In medical malpractice cases involving diagnostic errors, the defence will attempt to dispute the plaintiff’s claims that the named defendants (the medical providers and facilities responsible) were negligent. The basis of their argument will typically be that if a correct or earlier diagnosis had been made, the results for the patient would have been no different. They may also argue that there was no diagnostic error.

In claims involving chronic, progressive diseases like cancer, the defence may simply argue that because the cancer was already present, an earlier diagnosis would not have positively affected the patient’s overall prognosis. While utilizing this defence, lawyers representing the medical providers and facilities named in the lawsuit will rely heavily on expert testimony explaining growth models and estimated inception dates. The goal will be to establish that the cancer was likely already advanced before the defendant’s error and negligence occurred.

Another common defence to diagnostic errors cases is simply to try and prove that the patient was going to die anyway, regardless of any error made by their medical provider. This is common again in cases where the patient had a disease like cancer. The goal of this defence is to establish the inevitability of the ultimate negative outcome to the patient by citing the nature of the disease or illness from which they suffered.
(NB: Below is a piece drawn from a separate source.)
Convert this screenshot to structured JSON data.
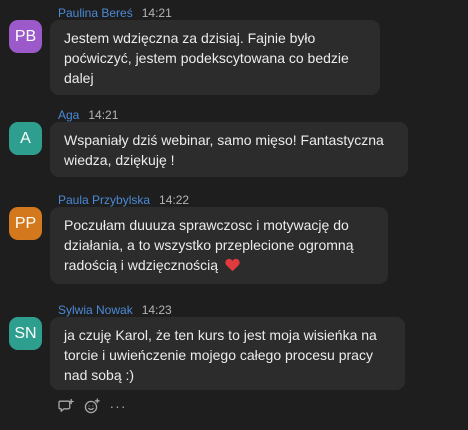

Take, for example, a patient who had advanced pancreatic cancer and died before learning about treatment options due to a delayed diagnosis. The defence will claim that even if a timely diagnosis had been given, the patient would have died anyway as a result of their advanced disease.

Have You or a Loved One Been Harmed by Medical Malpractice?

Klein Lawyers handles medical malpractice cases, has a stellar reputation, and has an outstanding track record. We understand how to identify instances of malpractice where diagnostic errors and negligence harmed innocent victims. We have the resources, knowledge, and experience Canadians need to get the justice and compensation they deserve.

We will start by conducting an in-depth investigation of the evidence in your case. We will take the time to really listen to your story, obtain and review any needed records, and thoroughly evaluate your potential claim. During the case, we will retain key medical experts to establish the critical details of the injury that occurred. We strive to make this process as easy for you as possible, shouldering as much weight as we can. Our aim is that you focus on your life, while we focus on your case.

We keep you informed throughout the entire case so you never feel like you are in the dark. We want you to understand what’s going on and feel comfortable asking any questions along the way. Too often, we hear concerns expressed from potential clients about what the process will be like, what they will need to do, how often they will hear from their lawyers, and what will be expected of them. We will make it clear right from the start. You will know what to expect, and we will stay true to our commitment to you. Communication and transparency are important to our team, and you will recognize that as our client.

Klein Lawyers Can Help

Klein Lawyers has over 20 years of success and experience in the legal field. During that time, we’ve worked hard to earn the trust and respect of Canadians who need legal representation. Working with an experienced lawyer is critical, and our team understands the trust clients place in us when representing them. We value that trust and feel honoured that so many clients choose our law firm to fight for them. We are passionate about obtaining the best possible outcome for our clients. While we know it is never easy, we will not stop standing up to medical professionals who harm individuals through their negligence.

Contact Us Today

Contact the Klein Lawyers team today at (604) 874-7171 for a free consultation of your claim with a Vancouver medical malpractice lawyer. We serve clients throughout British Columbia and Canada. There’s no obligation, and your consultation is completely confidential. We’re here to help victims of medical malpractice receive the justice they deserve.